Save the Children’s Country Director for Mozambique, Chance Briggs, says, “Children are vulnerable to all kinds of risks in the wake of a disaster. Girls especially, are at high risk for exploitation, trafficking, early marriage and child labour. One of the best protections against these risks is to ensure that they are able to return to immediately return to learning after a disaster. Education is a life-saving intervention, providing children a sense of normalcy, and in the longer term, builds their resilience to future shocks and stresses. Education is a right and needs to be included at all phases of this response. Right now, the education response has not been sufficiently funded. This is not good enough. Mozambique’s children deserve better.”
Marc Nosbach, CARE’s country director in Mozambique, said: “Affected communities have lost everything and are struggling to rebuild their lives from scratch. It is necessary not only to address their immediate needs, but also to invest in recovery programs that take into account the vulnerability of some of the community members, especially women and girls. In focus groups with women who were impacted by both cyclones, we have found multiple protection concerns, such as their safety in new resettlement sites, fear of exploitation, increased social tensions, and violence that could stem from the change of gender roles due to the loss or injury of male members. All these issues need more support and funding flexibility for aid organizations to be able to plan their responses properly.”
As donors arrive in Beira, thousands of families are still reeling from the loss of loved ones, homes, incomes, and sense of security. There are still remote communities that have only just been reached by humanitarian agencies. Yet the initial devastation caused by disasters such as Cyclone Idai and Kenneth is only the beginning with communities facing months or years of difficult recovery ahead. Mozambique will also face more frequent and more intense natural disasters as a result of the climate crisis, and the humanitarian community cannot be complacent or allow vulnerable communities to fall further behind.
Oxfam, Save the Children, and Care are calling for donors to ensure their money and efforts are invested in a way that reduces inequality and prepares communities for any future disasters.

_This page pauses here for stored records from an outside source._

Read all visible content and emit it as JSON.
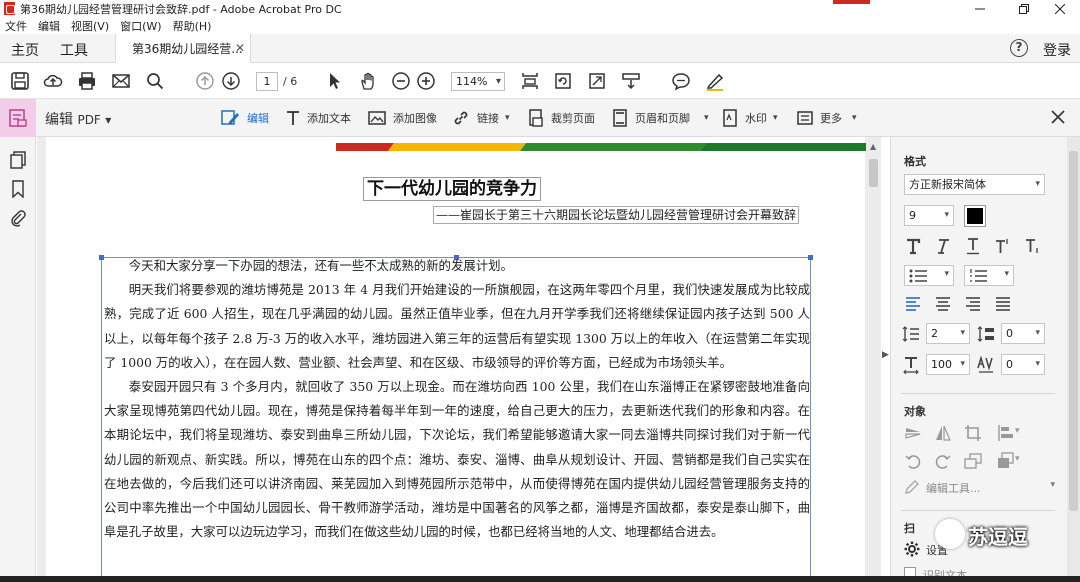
{
  "window": {
    "title": "第36期幼儿园经营管理研讨会致辞.pdf - Adobe Acrobat Pro DC"
  },
  "menu": [
    "文件",
    "编辑",
    "视图(V)",
    "窗口(W)",
    "帮助(H)"
  ],
  "tabs": {
    "home": "主页",
    "tools": "工具",
    "document": "第36期幼儿园经营...",
    "login": "登录"
  },
  "toolbar": {
    "page_current": "1",
    "page_total": "/ 6",
    "zoom": "114%"
  },
  "edit_toolbar": {
    "mode": "编辑",
    "mode_suffix": "PDF",
    "items": {
      "edit": "编辑",
      "add_text": "添加文本",
      "add_image": "添加图像",
      "link": "链接",
      "crop": "裁剪页面",
      "header_footer": "页眉和页脚",
      "watermark": "水印",
      "more": "更多"
    }
  },
  "document": {
    "title": "下一代幼儿园的竞争力",
    "subtitle": "——崔园长于第三十六期园长论坛暨幼儿园经营管理研讨会开幕致辞",
    "paragraphs": [
      "今天和大家分享一下办园的想法，还有一些不太成熟的新的发展计划。",
      "明天我们将要参观的潍坊博苑是 2013 年 4 月我们开始建设的一所旗舰园，在这两年零四个月里，我们快速发展成为比较成熟，完成了近 600 人招生，现在几乎满园的幼儿园。虽然正值毕业季，但在九月开学季我们还将继续保证园内孩子达到 500 人以上，以每年每个孩子 2.8 万-3 万的收入水平，潍坊园进入第三年的运营后有望实现 1300 万以上的年收入（在运营第二年实现了 1000 万的收入），在在园人数、营业额、社会声望、和在区级、市级领导的评价等方面，已经成为市场领头羊。",
      "泰安园开园只有 3 个多月内，就回收了 350 万以上现金。而在潍坊向西 100 公里，我们在山东淄博正在紧锣密鼓地准备向大家呈现博苑第四代幼儿园。现在，博苑是保持着每半年到一年的速度，给自己更大的压力，去更新迭代我们的形象和内容。在本期论坛中，我们将呈现潍坊、泰安到曲阜三所幼儿园，下次论坛，我们希望能够邀请大家一同去淄博共同探讨我们对于新一代幼儿园的新观点、新实践。所以，博苑在山东的四个点：潍坊、泰安、淄博、曲阜从规划设计、开园、营销都是我们自己实实在在地去做的，今后我们还可以讲济南园、莱芜园加入到博苑园所示范带中，从而使得博苑在国内提供幼儿园经营管理服务支持的公司中率先推出一个中国幼儿园园长、骨干教师游学活动，潍坊是中国著名的风筝之都，淄博是齐国故都，泰安是泰山脚下，曲阜是孔子故里，大家可以边玩边学习，而我们在做这些幼儿园的时候，也都已经将当地的人文、地理都结合进去。"
    ]
  },
  "right_panel": {
    "format_header": "格式",
    "font": "方正新报宋简体",
    "font_size": "9",
    "line_spacing": "2",
    "paragraph_spacing": "0",
    "horizontal_scale": "100",
    "char_spacing": "0",
    "object_header": "对象",
    "edit_tools": "编辑工具...",
    "settings": "设置",
    "header_partial": "扫",
    "footer_partial": "识别文本"
  },
  "watermark_text": "苏逗逗",
  "colors": {
    "pink_tab": "#f1cdea",
    "accent_blue": "#1f6fc0",
    "bar_red": "#cc2a1d",
    "bar_yellow": "#f2b705",
    "bar_green": "#2e8b2e"
  }
}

Notes to editors
Notes to Editors:
Oxfam, Save the Children and Care paper, ‘Leave no one behind: Ensure the needs of women and girls are prioritized at the Beira Conference 2019,’ is available on request.
Following Cylone Idai, the Government of Mozambique requested technical assistance from the World Bank on March 27, 2019, through the Global Facility for Disaster Reduction and Recovery to undertake a post-disaster needs assessment to support the country’s recovery process. The request was extended to the European Union and the United Nations. The post disaster needs assessment, led by the Government of Mozambique, was conducted between April 16 and May 2nd 2019 by a team of experts from Government Ministries with support from the United Nations agencies, the World Bank, the European Union, the African Development Bank and other development partners.
The COSACA consortium consists of the international aid organizations CARE International, Oxfam, and Save the Children. The consortium began its work in Mozambique in 2007, delivering emergency and large-scale humanitarian assistance to communities affected by floods. COSACA has reached over 350,000 people as part of the Cyclone Idai and Kenneth response. The joint response has included the provision of clean water and sanitation, helped farmers recover with seeds and tools, and provided children with opportunities to get back to school.